“Every day makes a difference, since Australia’s current production of around 320t of gold a year is nearly nine-tenths of a tonne of gold a day,” Surbiton director Dr Sandra Close said.
Another reason is that production is often lost in the March quarter due to bad weather in the tropical cyclone season.
“While some production was lost in north Queensland this year, the northern part of Western Australia was far less affected than usual,” Dr Close said.
During the March 2019 quarter, Australia’s largest gold producers were Newcrest Mining (ASX: NCM) with 218,819oz produced at Cadia East in New South Wales, followed by Newmont Goldcorp’s (NYSE: NEM) Boddington (in Western Australia) and Tanami (in the Northern Territory) mines at 155,000oz and 131,000oz, respectively.
Number four was Kirkland Gold’s Fosterville mine in Victoria, producing 128,445oz during the quarter.
No ‘production cliff’ in sight?
Dr Close has rejected recent claims made by market analysts S&P Global Market Intelligence that Australian gold is on a “production cliff” with local mines on the verge of “running out of gold”.
“There are many factors that affect ore reserves and therefore the life of each mine,” she said.
“I cannot predict the future but at the moment, there do not appear to be major causes for concern on the horizon.”
Dr Close said changes in gold prices and exchange rates plus changes in exploration, mining and processing costs were all factors affecting the economics of mining any individual deposit.
“It should be remembered that Australia is a land of generally small and medium-sized gold mines and large multi-million-ounce discoveries are quite rare,” she said.
“Just because such large deposits are seldom discovered locally, it does not mean that total Australian gold production is about to fall in a heap,” Dr Close added.
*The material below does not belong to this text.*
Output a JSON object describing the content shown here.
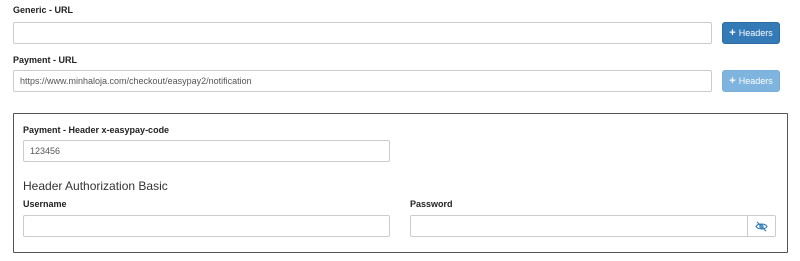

According to the United States Geological Survey, Australia holds the largest gold reserves of any country at 9,800t, which is equivalent to 31 years of production at current rates.
This far exceeds the estimated gold reserves of China (currently the world’s largest producer) at 2,000t or just five years of production.